My paintings generally fall into two categories: narrative images that use (mostly) Animals to suggest stories and allude to symbolic relationships, and Landscape images that focus more obviously on formal and painterly concerns while serving as a record of dwelling in and traveling through various locales in the U.S. and abroad.  Click on an image above to see more paintings in each category, or scroll down to read a bit more about why artworks are/ought to be more than either just pretty bits of decoration or platforms for personal expression.


“Whatever is conveyed by and impressed upon our senses is that which will be best represented in our minds; and since sight is the sharpest sense of all, even what we hear with our ears or think in our thoughts is best held in our minds if conveyed to our memory through the mediation of the eyes.  Therefore, things we cannot actually see can still be mentally marked by form or figure or image, and we can possess as if by seeing what we could otherwise hardly imagine. Yet—just as with everything that falls under our gaze—these forms or images must have a home, for indeed we can hardly conceive of an object without it being in a place.

                            —Cicero, De Oratore, II. lxxxvii, 357-358.

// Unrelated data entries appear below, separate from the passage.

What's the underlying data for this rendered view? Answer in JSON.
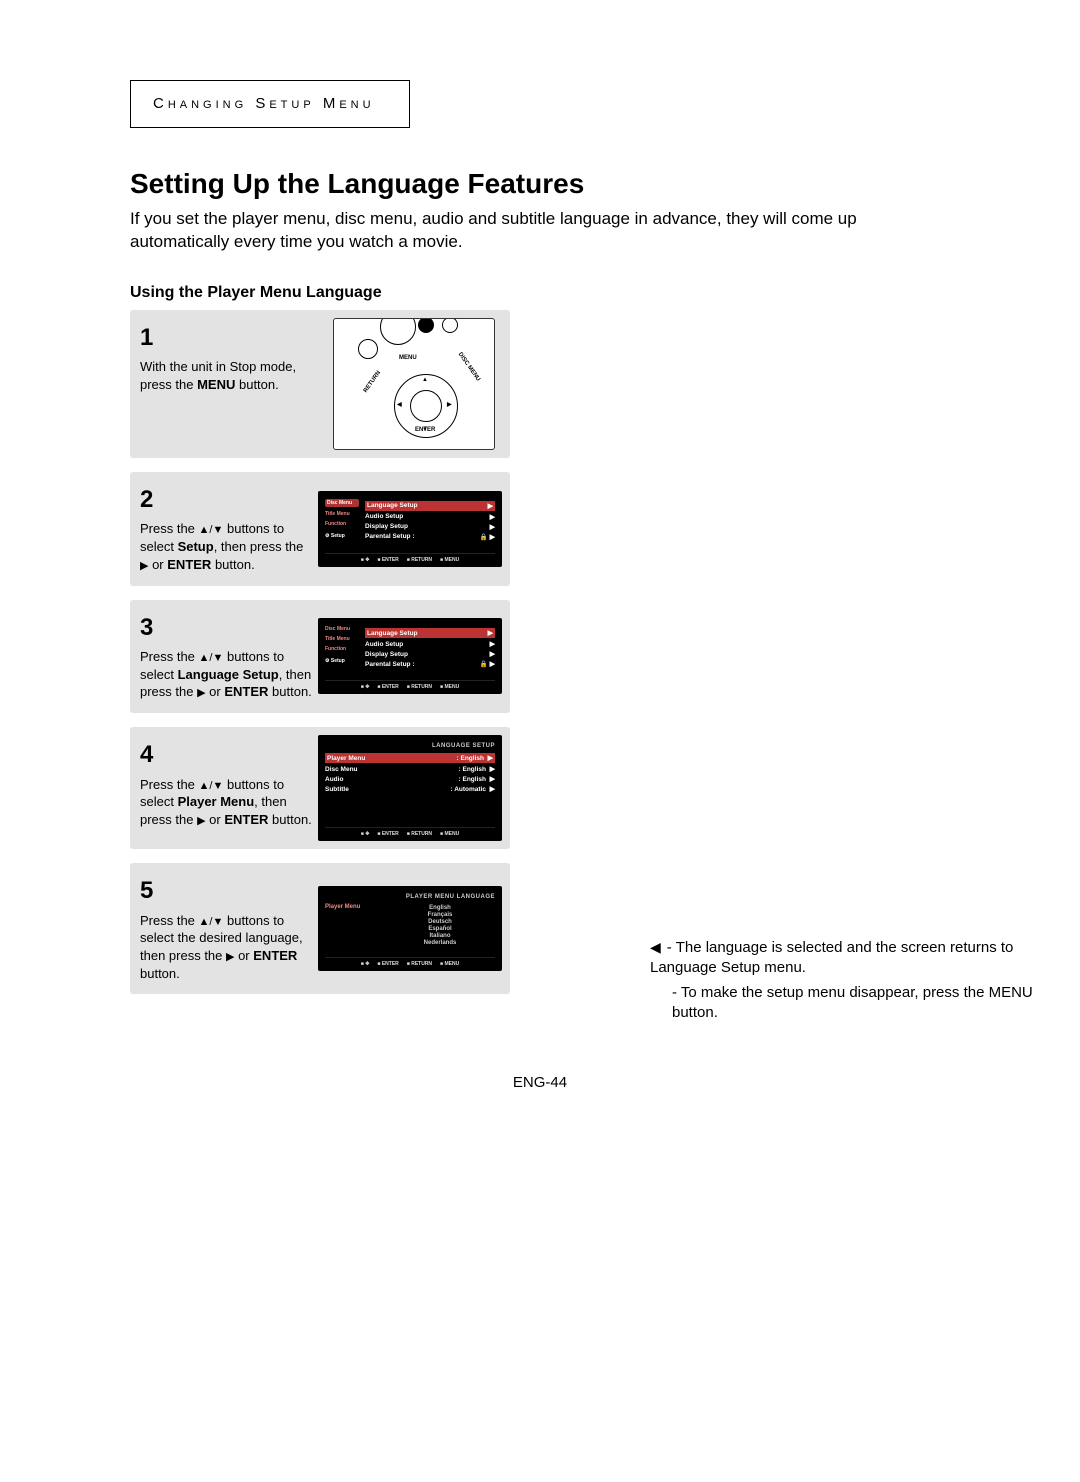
{
  "section_label": "Changing Setup Menu",
  "title": "Setting Up the Language Features",
  "intro": "If you set the player menu, disc menu, audio and subtitle language in advance, they will come up automatically every time you watch a movie.",
  "subhead": "Using the Player Menu Language",
  "steps": {
    "s1": {
      "num": "1",
      "line1": "With the unit in Stop mode, press the ",
      "bold1": "MENU",
      "line2": " button."
    },
    "s2": {
      "num": "2",
      "pre": "Press the ",
      "arrows": "▲/▼",
      "mid": " buttons to select ",
      "bold": "Setup",
      "post": ", then press the ",
      "arrow2": "▶",
      "post2": " or ",
      "bold2": "ENTER",
      "post3": " button."
    },
    "s3": {
      "num": "3",
      "pre": "Press the ",
      "arrows": "▲/▼",
      "mid": " buttons to select ",
      "bold": "Language Setup",
      "post": ", then press the ",
      "arrow2": "▶",
      "post2": " or ",
      "bold2": "ENTER",
      "post3": " button."
    },
    "s4": {
      "num": "4",
      "pre": "Press the ",
      "arrows": "▲/▼",
      "mid": " buttons to select ",
      "bold": "Player Menu",
      "post": ", then press the ",
      "arrow2": "▶",
      "post2": " or ",
      "bold2": "ENTER",
      "post3": " button."
    },
    "s5": {
      "num": "5",
      "pre": "Press the ",
      "arrows": "▲/▼",
      "mid": " buttons to select the desired language, then press the ",
      "arrow2": "▶",
      "post2": " or ",
      "bold2": "ENTER",
      "post3": " button."
    }
  },
  "osd_setup": {
    "side_items": [
      "Disc Menu",
      "Title Menu",
      "Function",
      "Setup"
    ],
    "menu_items": [
      {
        "label": "Language Setup",
        "indicator": "▶"
      },
      {
        "label": "Audio Setup",
        "indicator": "▶"
      },
      {
        "label": "Display Setup",
        "indicator": "▶"
      },
      {
        "label": "Parental Setup  :",
        "indicator": "▶"
      }
    ],
    "footer": [
      "ENTER",
      "RETURN",
      "MENU"
    ]
  },
  "osd_lang_setup": {
    "head": "LANGUAGE SETUP",
    "rows": [
      {
        "label": "Player Menu",
        "value": ": English",
        "indicator": "▶"
      },
      {
        "label": "Disc Menu",
        "value": ": English",
        "indicator": "▶"
      },
      {
        "label": "Audio",
        "value": ": English",
        "indicator": "▶"
      },
      {
        "label": "Subtitle",
        "value": ": Automatic",
        "indicator": "▶"
      }
    ],
    "footer": [
      "ENTER",
      "RETURN",
      "MENU"
    ]
  },
  "osd_player_lang": {
    "head": "PLAYER MENU LANGUAGE",
    "left_label": "Player Menu",
    "options": [
      "English",
      "Français",
      "Deutsch",
      "Español",
      "Italiano",
      "Nederlands"
    ],
    "footer": [
      "ENTER",
      "RETURN",
      "MENU"
    ]
  },
  "remote_labels": {
    "menu": "MENU",
    "enter": "ENTER",
    "return": "RETURN",
    "disc": "DISC MENU"
  },
  "notes": {
    "n1": "The language is selected and the screen returns to Language Setup menu.",
    "n2": "To make the setup menu disappear, press the MENU button."
  },
  "page_number": "ENG-44"
}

        As is suggested by the excerpt above, paintings and other tangible works of art retain an unparalleled power to help fix and recall personal, family, and cultural identity. Especially in a society marked by endless and easy reproduction of ephemeral images, the power of visible signs to ground abstract ideas and memory is most powerful when the signs are, themselves, both concrete and grounded in the physical context of daily life: the spaces in which it is lived.  While the most familiar instance of this dynamic occurs in the display of small paintings in the home, artworks in commercial locations and (classically) in sacred spaces can also contribute to a rich ecology of signs for those who work or worship there.  In each case, however, the richness of meaning pertaining to the work of art is only fully realized as a collaboration between the artist and those who “make it their own” on an on-going basis.  Though some artists ascribe to an ideal of remaining aloof from such negotiation and claim either to be the sole source of meaning or, conversely, disavow any interest in this process of signification once the painting leaves the studio or gallery, a goal of my creative practice is to live out and encourage in others an integrated understanding of how artworks both shape and are shaped by the flows of meaning that swirl in specific local settings.  That goal translates into a dual commitment: to make paintings scaled for and shown in intimate spaces as well as public ones, and to speak for and about the importance of re-integrating artworks and artists into the culture in which they are called to serve.